Naanou was a massive design and coding undertaking. In short, it was novel as it was the ﬁrst system to offer peer-to-peer ﬁle sharing over a scalable network substrate rather than ﬂood-based approaches such as Gnutella which were the norm. Moreover, Naanou made use of some (at the time) recent ﬁndings relating to human behaviour and altruistic punishment, in order to improve people’s behaviour in a peer-to-peer network.
As far as I am aware, Naanou was the world’s ﬁrst implementation of a distributed hashtable system for ﬁle sharing.
Here is the abstract from the thesis:
With the increased growth of peer-to-peer (P2P) ﬁle sharing communitiesm comes emerging problems. Inefﬁciencies present in the network structure hamper the scalability of the community. As the population exceeds the network’s limits, the associated increase in bandwidth usage causes a slowing of the entire network and potentially leads to failure of network functions. Originally designed for only small-scale usage, many P2P systems are faced with two options: redesign or restrict network growth, thus limiting the full potential of a peer-to-peer network.
With the introduction of a new class of peer-to-peer network algorthim, distributed hashtables, high performance and efﬁcient scalability is possible, far beyond the capabilities of existing systems. This thesis explores utilising a distributed hashtable algorithm in the P2P ﬁle-sharing domain. A user-centred designed client is introduced, which offers features available in other ﬁle sharing clients but providing a significantly higher degree of scalability and performance. The means by which traditional P2P ﬁle sharing features could be mapped to the novel distributed hashtable-based system had not been explored at the commencement of this work and many important issues in the area are yet to be explored. The thesis presents a variety of designs and an implementation for metadata-based key publishing and searching and distributed ﬁle exchanging.
Also central to this work is how online communities, and in particular ﬁle sharing communities can achieve a level of self governance. Antisocial behaviours are discussed, as well as the results of two questionnaires conducted on the subject. These results demonstrated the level of antisocial behaviours present in ﬁle sharing communities - and how participants react to these behaviours. Altruistic punishment is suggested as a novel method for reducing antisocial behaviour within a ﬁle sharing community. Research on the positive effects of altruistic punishment on group cooperation levels is discussed, along with how this research applies to the P2P domain. A method for implementing decentralised moderation in a distributed hashtable system is introduced and the security implications of the method are explored.

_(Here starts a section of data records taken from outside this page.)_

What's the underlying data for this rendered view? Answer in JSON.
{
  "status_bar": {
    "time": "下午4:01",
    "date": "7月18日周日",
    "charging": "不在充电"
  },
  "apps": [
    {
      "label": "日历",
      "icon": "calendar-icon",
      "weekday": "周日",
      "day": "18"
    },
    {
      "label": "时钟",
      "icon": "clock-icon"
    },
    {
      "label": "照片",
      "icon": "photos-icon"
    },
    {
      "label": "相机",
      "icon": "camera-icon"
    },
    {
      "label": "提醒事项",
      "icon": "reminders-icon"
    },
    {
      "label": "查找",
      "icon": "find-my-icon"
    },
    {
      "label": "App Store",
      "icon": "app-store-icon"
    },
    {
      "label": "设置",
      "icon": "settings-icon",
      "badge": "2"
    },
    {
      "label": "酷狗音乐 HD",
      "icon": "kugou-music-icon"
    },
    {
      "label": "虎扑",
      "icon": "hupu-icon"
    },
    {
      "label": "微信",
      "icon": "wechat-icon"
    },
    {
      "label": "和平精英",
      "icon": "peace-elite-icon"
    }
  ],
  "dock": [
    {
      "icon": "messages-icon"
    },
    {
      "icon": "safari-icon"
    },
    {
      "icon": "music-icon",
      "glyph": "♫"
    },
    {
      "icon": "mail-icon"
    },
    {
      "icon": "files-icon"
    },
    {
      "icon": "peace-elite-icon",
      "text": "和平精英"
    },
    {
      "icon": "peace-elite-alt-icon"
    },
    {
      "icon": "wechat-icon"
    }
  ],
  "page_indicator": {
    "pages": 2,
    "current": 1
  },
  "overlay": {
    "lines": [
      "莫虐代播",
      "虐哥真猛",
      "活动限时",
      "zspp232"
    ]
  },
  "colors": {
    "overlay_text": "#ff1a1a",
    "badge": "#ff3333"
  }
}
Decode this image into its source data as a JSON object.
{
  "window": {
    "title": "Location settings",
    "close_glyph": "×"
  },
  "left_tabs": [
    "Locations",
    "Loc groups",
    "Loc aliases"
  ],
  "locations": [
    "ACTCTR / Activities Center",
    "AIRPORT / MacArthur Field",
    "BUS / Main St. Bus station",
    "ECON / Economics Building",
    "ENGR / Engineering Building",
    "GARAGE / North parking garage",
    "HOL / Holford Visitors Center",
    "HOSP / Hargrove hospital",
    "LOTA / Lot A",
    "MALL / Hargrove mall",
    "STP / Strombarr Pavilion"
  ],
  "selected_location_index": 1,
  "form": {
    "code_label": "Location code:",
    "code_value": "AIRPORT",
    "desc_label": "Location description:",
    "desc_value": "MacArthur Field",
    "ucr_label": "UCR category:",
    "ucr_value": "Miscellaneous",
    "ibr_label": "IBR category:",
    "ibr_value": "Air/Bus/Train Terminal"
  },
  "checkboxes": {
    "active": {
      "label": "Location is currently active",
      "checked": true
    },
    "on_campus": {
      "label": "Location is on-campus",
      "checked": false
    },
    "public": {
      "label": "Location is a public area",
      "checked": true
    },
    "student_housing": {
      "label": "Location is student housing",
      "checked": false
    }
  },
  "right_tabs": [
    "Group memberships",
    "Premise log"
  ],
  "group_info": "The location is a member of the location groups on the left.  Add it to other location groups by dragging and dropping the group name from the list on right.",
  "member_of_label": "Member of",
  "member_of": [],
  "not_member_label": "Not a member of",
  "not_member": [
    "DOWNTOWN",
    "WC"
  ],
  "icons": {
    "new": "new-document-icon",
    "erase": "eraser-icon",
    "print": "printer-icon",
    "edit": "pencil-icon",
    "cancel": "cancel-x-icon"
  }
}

When I started designing and building Naanou, it was the ﬁrst of its kind, a traditional P2P ﬁlesharing system built on top of a scalable network substrate. This substrate - Chord - is a distributed hashtable network, and is highly efﬁcient in mapping a given key to a value stored on the network.
Naanou builds on the distributed hashtable substrace and provides the full gamut of ﬁle sharing features users expect. Another problem currently present in ﬁlesharing communities - and online communities in general - is antisocial behaviour. Naanou tries to tackle this using decentralised peer moderation.
- Heyer, C. Naanou: A Scalable, Moderated P2P Network Unpublished thesis, School of Information Technology and Electrical Engineering, The University of Queensland, 2002. St. Lucia, Queensland, Australia.